Peter L. Salgo, MD: You know, this is frustrating. But it is medicine. It’s an art.
Karl Doghramji, MD: It’s the art of medicine.
Peter L. Salgo, MD: It’s tricky. Where are we going? Where are we evolving in terms of the landscape of insomnia? Where are we heading? Where do you think?
Karl Doghramji, MD: I think the next step really will be to try and identify where insomnia comes from. What causes it? Where does it start and why is it there? We really have to zero in on the causes, and we’re very ignorant about that at this point. But I think the second area that we really need to go into is the ability to probe the brain and calm it down—slow it down without necessarily resorting to medication. What that is yet we just don’t understand. Interestingly, there are some devices coming out that can possibly do that, or at least promise to start doing that. For example, there’s a head cooling device, believe it or not.
Peter L. Salgo, MD: Really?
Karl Doghramji, MD: Which has just come out. And the data on it are not that dramatic. But the direction is going towards globally suppressing brain activity.
Peter L. Salgo, MD: Oh man, that would be interesting—a cold head, warm heart? How do they cool the head?
Karl Doghramji, MD: Well it’s a helmet that goes on top of the head, and the entire head cools down.
Peter L. Salgo, MD: I just had this vision of a big helmet in bed, and it doesn’t sound restful to me at all. It’s been great. And I don’t make light of this, it’s a very serious issue. What’s fascinating to me is how much subjective medicine exists, and how artful the medicine is that’s involved. It’s not bacteriology. This is not surgery. This is medicine, and it’s tricky. In the little time that we have before we end this tremendous discussion, I want to give each of you the opportunity to leave us with one thought—one thing you’d like our audience to know. Dr Auerbach, why don’t we start with you?

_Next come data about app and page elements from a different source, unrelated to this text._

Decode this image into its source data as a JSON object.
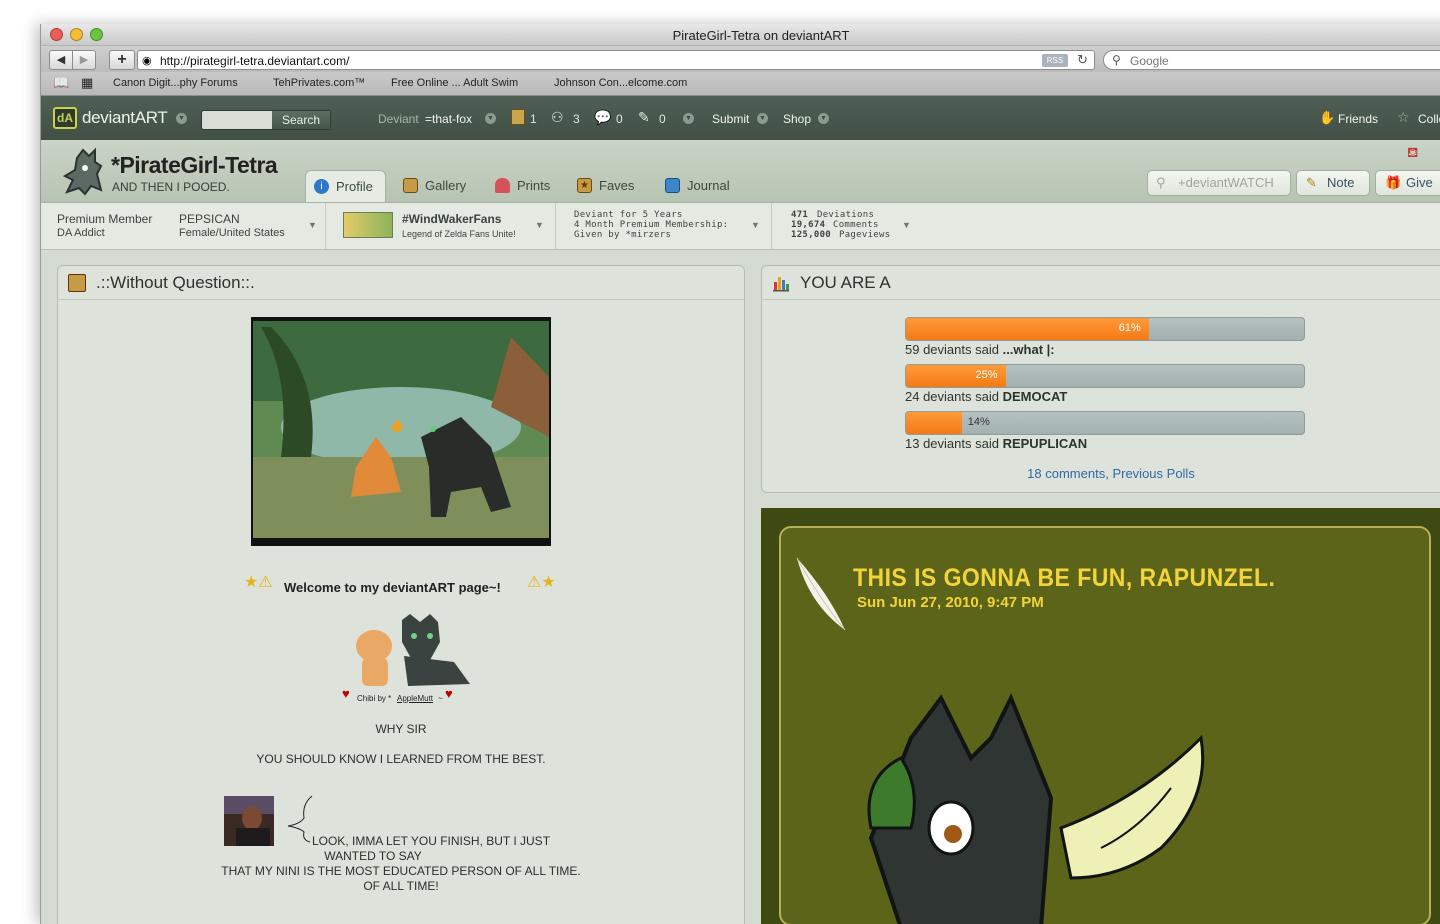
{
  "browser": {
    "title": "PirateGirl-Tetra on deviantART",
    "url": "http://pirategirl-tetra.deviantart.com/",
    "rss": "RSS",
    "search_placeholder": "Google",
    "bookmarks": [
      "Canon Digit...phy Forums",
      "TehPrivates.com™",
      "Free Online ... Adult Swim",
      "Johnson Con...elcome.com"
    ]
  },
  "dabar": {
    "logo": "deviantART",
    "search_button": "Search",
    "user_prefix": "Deviant",
    "user": "=that-fox",
    "counts": [
      "1",
      "3",
      "0",
      "0"
    ],
    "submit": "Submit",
    "shop": "Shop",
    "friends": "Friends",
    "collections": "Colle"
  },
  "profile": {
    "name": "*PirateGirl-Tetra",
    "tagline": "AND THEN I POOED.",
    "tabs": [
      "Profile",
      "Gallery",
      "Prints",
      "Faves",
      "Journal"
    ],
    "watch": "+deviantWATCH",
    "note": "Note",
    "give": "Give"
  },
  "stats": {
    "member_type": "Premium Member",
    "member_title": "DA Addict",
    "custom_title": "PEPSICAN",
    "location": "Female/United States",
    "group_name": "#WindWakerFans",
    "group_desc": "Legend of Zelda Fans Unite!",
    "deviant_years": "Deviant for 5 Years",
    "membership": "4 Month Premium Membership:",
    "given_by": "Given by *mirzers",
    "deviations": "471",
    "deviations_label": "Deviations",
    "comments": "19,674",
    "comments_label": "Comments",
    "pageviews": "125,000",
    "pageviews_label": "Pageviews"
  },
  "left_panel": {
    "title": ".::Without Question::.",
    "welcome": "Welcome to my deviantART page~!",
    "chibi_credit_prefix": "Chibi by *",
    "chibi_credit_link": "AppleMutt",
    "chibi_credit_suffix": "~",
    "line1": "WHY SIR",
    "line2": "YOU SHOULD KNOW I LEARNED FROM THE BEST.",
    "quote1": "LOOK, IMMA LET YOU FINISH, BUT I JUST",
    "quote2": "WANTED TO SAY",
    "quote3": "THAT MY NINI IS THE MOST EDUCATED PERSON OF ALL TIME.",
    "quote4": "OF ALL TIME!"
  },
  "poll": {
    "title": "YOU ARE A",
    "options": [
      {
        "pct_label": "61%",
        "value": 61,
        "count": "59 deviants said",
        "answer": "...what |:"
      },
      {
        "pct_label": "25%",
        "value": 25,
        "count": "24 deviants said",
        "answer": "DEMOCAT"
      },
      {
        "pct_label": "14%",
        "value": 14,
        "count": "13 deviants said",
        "answer": "REPUPLICAN"
      }
    ],
    "comments_link": "18 comments",
    "sep": ",",
    "previous_link": "Previous Polls"
  },
  "journal": {
    "title": "THIS IS GONNA BE FUN, RAPUNZEL.",
    "date": "Sun Jun 27, 2010, 9:47 PM"
  }
}
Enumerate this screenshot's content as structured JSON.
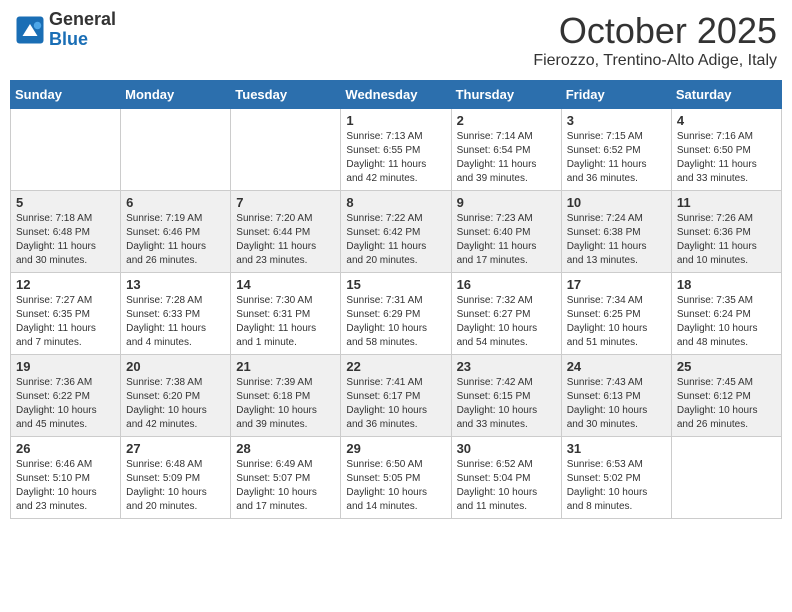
{
  "header": {
    "logo_general": "General",
    "logo_blue": "Blue",
    "month_title": "October 2025",
    "location": "Fierozzo, Trentino-Alto Adige, Italy"
  },
  "days_of_week": [
    "Sunday",
    "Monday",
    "Tuesday",
    "Wednesday",
    "Thursday",
    "Friday",
    "Saturday"
  ],
  "weeks": [
    [
      {
        "day": "",
        "info": ""
      },
      {
        "day": "",
        "info": ""
      },
      {
        "day": "",
        "info": ""
      },
      {
        "day": "1",
        "info": "Sunrise: 7:13 AM\nSunset: 6:55 PM\nDaylight: 11 hours and 42 minutes."
      },
      {
        "day": "2",
        "info": "Sunrise: 7:14 AM\nSunset: 6:54 PM\nDaylight: 11 hours and 39 minutes."
      },
      {
        "day": "3",
        "info": "Sunrise: 7:15 AM\nSunset: 6:52 PM\nDaylight: 11 hours and 36 minutes."
      },
      {
        "day": "4",
        "info": "Sunrise: 7:16 AM\nSunset: 6:50 PM\nDaylight: 11 hours and 33 minutes."
      }
    ],
    [
      {
        "day": "5",
        "info": "Sunrise: 7:18 AM\nSunset: 6:48 PM\nDaylight: 11 hours and 30 minutes."
      },
      {
        "day": "6",
        "info": "Sunrise: 7:19 AM\nSunset: 6:46 PM\nDaylight: 11 hours and 26 minutes."
      },
      {
        "day": "7",
        "info": "Sunrise: 7:20 AM\nSunset: 6:44 PM\nDaylight: 11 hours and 23 minutes."
      },
      {
        "day": "8",
        "info": "Sunrise: 7:22 AM\nSunset: 6:42 PM\nDaylight: 11 hours and 20 minutes."
      },
      {
        "day": "9",
        "info": "Sunrise: 7:23 AM\nSunset: 6:40 PM\nDaylight: 11 hours and 17 minutes."
      },
      {
        "day": "10",
        "info": "Sunrise: 7:24 AM\nSunset: 6:38 PM\nDaylight: 11 hours and 13 minutes."
      },
      {
        "day": "11",
        "info": "Sunrise: 7:26 AM\nSunset: 6:36 PM\nDaylight: 11 hours and 10 minutes."
      }
    ],
    [
      {
        "day": "12",
        "info": "Sunrise: 7:27 AM\nSunset: 6:35 PM\nDaylight: 11 hours and 7 minutes."
      },
      {
        "day": "13",
        "info": "Sunrise: 7:28 AM\nSunset: 6:33 PM\nDaylight: 11 hours and 4 minutes."
      },
      {
        "day": "14",
        "info": "Sunrise: 7:30 AM\nSunset: 6:31 PM\nDaylight: 11 hours and 1 minute."
      },
      {
        "day": "15",
        "info": "Sunrise: 7:31 AM\nSunset: 6:29 PM\nDaylight: 10 hours and 58 minutes."
      },
      {
        "day": "16",
        "info": "Sunrise: 7:32 AM\nSunset: 6:27 PM\nDaylight: 10 hours and 54 minutes."
      },
      {
        "day": "17",
        "info": "Sunrise: 7:34 AM\nSunset: 6:25 PM\nDaylight: 10 hours and 51 minutes."
      },
      {
        "day": "18",
        "info": "Sunrise: 7:35 AM\nSunset: 6:24 PM\nDaylight: 10 hours and 48 minutes."
      }
    ],
    [
      {
        "day": "19",
        "info": "Sunrise: 7:36 AM\nSunset: 6:22 PM\nDaylight: 10 hours and 45 minutes."
      },
      {
        "day": "20",
        "info": "Sunrise: 7:38 AM\nSunset: 6:20 PM\nDaylight: 10 hours and 42 minutes."
      },
      {
        "day": "21",
        "info": "Sunrise: 7:39 AM\nSunset: 6:18 PM\nDaylight: 10 hours and 39 minutes."
      },
      {
        "day": "22",
        "info": "Sunrise: 7:41 AM\nSunset: 6:17 PM\nDaylight: 10 hours and 36 minutes."
      },
      {
        "day": "23",
        "info": "Sunrise: 7:42 AM\nSunset: 6:15 PM\nDaylight: 10 hours and 33 minutes."
      },
      {
        "day": "24",
        "info": "Sunrise: 7:43 AM\nSunset: 6:13 PM\nDaylight: 10 hours and 30 minutes."
      },
      {
        "day": "25",
        "info": "Sunrise: 7:45 AM\nSunset: 6:12 PM\nDaylight: 10 hours and 26 minutes."
      }
    ],
    [
      {
        "day": "26",
        "info": "Sunrise: 6:46 AM\nSunset: 5:10 PM\nDaylight: 10 hours and 23 minutes."
      },
      {
        "day": "27",
        "info": "Sunrise: 6:48 AM\nSunset: 5:09 PM\nDaylight: 10 hours and 20 minutes."
      },
      {
        "day": "28",
        "info": "Sunrise: 6:49 AM\nSunset: 5:07 PM\nDaylight: 10 hours and 17 minutes."
      },
      {
        "day": "29",
        "info": "Sunrise: 6:50 AM\nSunset: 5:05 PM\nDaylight: 10 hours and 14 minutes."
      },
      {
        "day": "30",
        "info": "Sunrise: 6:52 AM\nSunset: 5:04 PM\nDaylight: 10 hours and 11 minutes."
      },
      {
        "day": "31",
        "info": "Sunrise: 6:53 AM\nSunset: 5:02 PM\nDaylight: 10 hours and 8 minutes."
      },
      {
        "day": "",
        "info": ""
      }
    ]
  ]
}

Sanford H. Auerbach, MD: Insomnia is complex. It’s not a simple thing. And I think it’s really labor-intensive effort on the part of the clinician, to address it with their patients. It needs to be addressed. And the one thing I think that’s oftentimes overlooked is that too often, the emphasis is placed on the sleep minutes—your avatar—rather than being placed on the patient’s quality of life. Instead we’re underestimating the degree of associated anxiety and depression.
Peter L. Salgo, MD: Dr Brandt?
Nicole Brandt, PharmD, MBA, BCPP, CGP, FASCP: When we’re working with older adults, paying attention to the benefits versus harm, and doing more studies looking at comparisons among the different agents out there, and appreciating them—even within clinical trials—the use of some of the self-treatment, which I feel is under identified, is very important. But I think we really want to do less harm to our older adults with medications.
Peter L. Salgo, MD: Dr Doghramji?
Karl Doghramji, MD: If I could recommend one thing, which is to try and do a work-up of the patient with insomnia, as much as possible, to identify the comorbidities and treat them. Be as specific and as targeted in your treatment as possible.
Peter L. Salgo, MD: Dr Johnson, the last word.
Gary L. Johnson, MD, MS, MBA: I go back to one of the things that my mentor taught me—he said, “When in doubt, ask the patient.” And what it really means is, take the history, which so often not done, because the history usually can lead you to an appropriate diagnosis, consequently leading to the appropriate treatment.
Peter L. Salgo, MD: Well, this has just been great. This is not a topic I know that I focused on, but it’s something that’s really important. As I look around at the patients and folks in my social circle, it’s something that bothers a lot of people, and which we really haven’t focused on enough. I’m delighted to have had the opportunity to do so with you guys today. I want to thank everybody for your contributions, and on behalf of our panel, I want to thank you for joining us. We hope you found this Peer Exchange discussion to be useful and informative. I’m Dr Peter Salgo, and I’ll see you next time.